It says here that Forman and Paxson may not have made the popular choice for now, but the right one for the future.

Undying challenge of ‘what’s a foul?’

MIAMI — Reputations and situations.

When it comes to NBA on-court violations, those other “-tions” seem to count just as much as the actual flesh-on-flesh interactions. At least, that’s how columnist Rick Morrisey of the Chicago Sun-Times sees it after watching the Bulls up close in their playoff run against Indiana, Atlanta and now Miami and the rest of the postseason on flat screens.
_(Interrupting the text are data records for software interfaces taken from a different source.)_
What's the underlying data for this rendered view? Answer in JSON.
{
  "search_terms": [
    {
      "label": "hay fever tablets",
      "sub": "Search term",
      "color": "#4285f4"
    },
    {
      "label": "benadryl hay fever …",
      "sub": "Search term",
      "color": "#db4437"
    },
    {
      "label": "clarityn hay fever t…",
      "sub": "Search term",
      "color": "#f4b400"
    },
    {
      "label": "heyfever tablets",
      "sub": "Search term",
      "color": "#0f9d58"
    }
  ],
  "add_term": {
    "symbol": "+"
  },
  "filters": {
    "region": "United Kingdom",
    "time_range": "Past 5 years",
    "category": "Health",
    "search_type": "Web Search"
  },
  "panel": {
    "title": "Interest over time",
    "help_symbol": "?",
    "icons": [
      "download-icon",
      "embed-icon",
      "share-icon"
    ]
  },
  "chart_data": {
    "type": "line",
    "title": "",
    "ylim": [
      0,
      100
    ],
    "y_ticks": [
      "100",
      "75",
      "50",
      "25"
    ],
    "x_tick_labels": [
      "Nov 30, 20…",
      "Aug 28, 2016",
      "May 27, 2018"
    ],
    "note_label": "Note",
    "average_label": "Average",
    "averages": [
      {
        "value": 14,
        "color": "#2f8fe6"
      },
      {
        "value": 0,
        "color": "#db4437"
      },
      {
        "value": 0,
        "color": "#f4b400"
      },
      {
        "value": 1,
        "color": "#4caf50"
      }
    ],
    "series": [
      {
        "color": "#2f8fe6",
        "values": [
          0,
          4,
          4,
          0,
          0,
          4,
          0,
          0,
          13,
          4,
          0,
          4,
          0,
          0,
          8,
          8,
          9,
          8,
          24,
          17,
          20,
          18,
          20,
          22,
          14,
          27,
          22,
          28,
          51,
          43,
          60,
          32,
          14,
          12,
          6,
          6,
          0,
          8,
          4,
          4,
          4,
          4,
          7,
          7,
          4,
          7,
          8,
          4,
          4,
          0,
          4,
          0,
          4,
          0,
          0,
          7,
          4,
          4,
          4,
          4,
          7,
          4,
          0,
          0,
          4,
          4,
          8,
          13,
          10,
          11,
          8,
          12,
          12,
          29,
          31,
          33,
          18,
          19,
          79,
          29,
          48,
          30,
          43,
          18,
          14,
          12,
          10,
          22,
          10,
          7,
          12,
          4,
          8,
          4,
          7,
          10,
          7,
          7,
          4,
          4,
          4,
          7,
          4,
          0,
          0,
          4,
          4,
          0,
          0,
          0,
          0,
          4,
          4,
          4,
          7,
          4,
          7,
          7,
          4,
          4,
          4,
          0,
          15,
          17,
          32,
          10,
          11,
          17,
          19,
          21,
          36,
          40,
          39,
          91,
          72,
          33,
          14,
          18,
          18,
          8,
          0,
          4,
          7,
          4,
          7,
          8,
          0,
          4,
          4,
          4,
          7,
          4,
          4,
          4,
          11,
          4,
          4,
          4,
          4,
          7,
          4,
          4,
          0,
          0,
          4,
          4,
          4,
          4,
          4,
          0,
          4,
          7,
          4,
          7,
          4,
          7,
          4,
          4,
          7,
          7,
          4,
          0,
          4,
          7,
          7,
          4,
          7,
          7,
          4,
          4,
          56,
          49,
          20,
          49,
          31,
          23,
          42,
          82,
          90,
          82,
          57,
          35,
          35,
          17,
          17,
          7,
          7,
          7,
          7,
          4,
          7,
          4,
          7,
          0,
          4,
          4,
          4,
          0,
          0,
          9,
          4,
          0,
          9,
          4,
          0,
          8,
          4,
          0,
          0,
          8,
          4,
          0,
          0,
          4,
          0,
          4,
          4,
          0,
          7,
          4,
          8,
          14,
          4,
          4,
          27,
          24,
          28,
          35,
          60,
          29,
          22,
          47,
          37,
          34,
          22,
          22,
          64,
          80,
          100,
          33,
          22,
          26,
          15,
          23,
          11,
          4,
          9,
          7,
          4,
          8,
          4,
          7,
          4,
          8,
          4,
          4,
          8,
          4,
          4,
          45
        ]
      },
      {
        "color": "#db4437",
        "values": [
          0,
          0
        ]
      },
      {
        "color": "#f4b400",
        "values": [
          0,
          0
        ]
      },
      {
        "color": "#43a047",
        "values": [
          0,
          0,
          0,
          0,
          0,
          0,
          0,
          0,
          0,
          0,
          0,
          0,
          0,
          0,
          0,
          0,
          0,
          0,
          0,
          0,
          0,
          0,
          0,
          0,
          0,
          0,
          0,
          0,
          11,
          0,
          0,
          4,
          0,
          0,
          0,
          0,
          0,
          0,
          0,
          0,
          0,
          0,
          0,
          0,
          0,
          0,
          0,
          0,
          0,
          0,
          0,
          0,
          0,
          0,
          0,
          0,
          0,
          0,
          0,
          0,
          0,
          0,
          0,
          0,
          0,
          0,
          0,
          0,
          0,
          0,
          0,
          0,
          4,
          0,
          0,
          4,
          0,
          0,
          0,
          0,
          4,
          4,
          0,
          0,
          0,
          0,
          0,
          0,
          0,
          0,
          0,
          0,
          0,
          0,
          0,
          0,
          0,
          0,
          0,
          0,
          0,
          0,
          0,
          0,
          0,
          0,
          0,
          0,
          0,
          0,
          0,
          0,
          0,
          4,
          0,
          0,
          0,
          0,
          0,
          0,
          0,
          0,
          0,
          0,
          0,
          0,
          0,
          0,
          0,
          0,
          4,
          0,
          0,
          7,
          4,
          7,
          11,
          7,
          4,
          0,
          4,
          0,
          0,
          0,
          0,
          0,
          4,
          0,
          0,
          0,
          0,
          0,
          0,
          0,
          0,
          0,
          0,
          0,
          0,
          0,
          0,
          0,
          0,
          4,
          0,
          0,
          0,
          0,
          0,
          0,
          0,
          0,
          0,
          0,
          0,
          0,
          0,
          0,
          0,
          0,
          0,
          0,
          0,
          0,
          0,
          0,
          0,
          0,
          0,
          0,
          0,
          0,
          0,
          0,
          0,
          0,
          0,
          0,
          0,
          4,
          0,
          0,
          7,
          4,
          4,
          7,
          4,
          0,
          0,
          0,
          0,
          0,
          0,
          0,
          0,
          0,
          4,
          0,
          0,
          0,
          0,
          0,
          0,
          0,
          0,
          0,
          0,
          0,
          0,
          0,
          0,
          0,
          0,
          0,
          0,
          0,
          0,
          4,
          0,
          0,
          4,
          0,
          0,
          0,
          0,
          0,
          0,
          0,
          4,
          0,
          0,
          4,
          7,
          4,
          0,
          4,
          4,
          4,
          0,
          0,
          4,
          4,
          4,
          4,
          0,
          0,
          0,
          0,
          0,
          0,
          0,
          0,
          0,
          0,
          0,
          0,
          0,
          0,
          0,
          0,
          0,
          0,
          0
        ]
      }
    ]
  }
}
Morrissey verbally scratched his head over what he feels is the trickiest part of the referee-player dynamic: Adhering to a consistent standard – across stars and non-stars, across quarters, across games and series – for what is and is not a foul.

What is tolerated in the lane, he suggests, is forbidden outside of it. A slap by a big name doesn’t generate the same whistle as a tickle from a journeyman. Then there is the convergence of those tricky reputations and situations, Morrissey wrote:

In Game 2 of the Western Conference finals Thursday, the Oklahoma City Thunder’s James Harden went to the basket on a fast break. The Dallas Mavericks’ Dirk Nowitzki, who has a reputation for being a defensive liability, met him there. Nowitzki made a passing attempt at stopping Harden, who scored. There was hardly any contact, but that didn’t stop the ref from calling a foul on Nowitzki.

Two factors were at work to explain the foul that wasn’t a foul:

  1. Everybody knows Nowitzki is bad at defense.
  2. A fast-break layup? There’s bound to be contact.

Whistle. Foul, Nowitzki.

Let’s face it, officiating an NBA game has to be a nearly impossible job. Call everything you see and the game becomes unwatchable, a Sousa march of whistles. Let too much go and mayhem ensues.

As always, it comes down to consistency, game to game and, more important, throughout a game, regardless of players involved or clock. If a Kyle Korver-on-Dwyane Wade foul is the same, first quarter as last, and the same as a Wade-on-Krover foul that night, that’s probably the most anyone can hope for.

As Chicago center Joakim Noah said after practice Friday: “As a player, you’ve just got to get a feel for what you can get away with. Sometimes they call it tighter than others. That’s just part of the game.”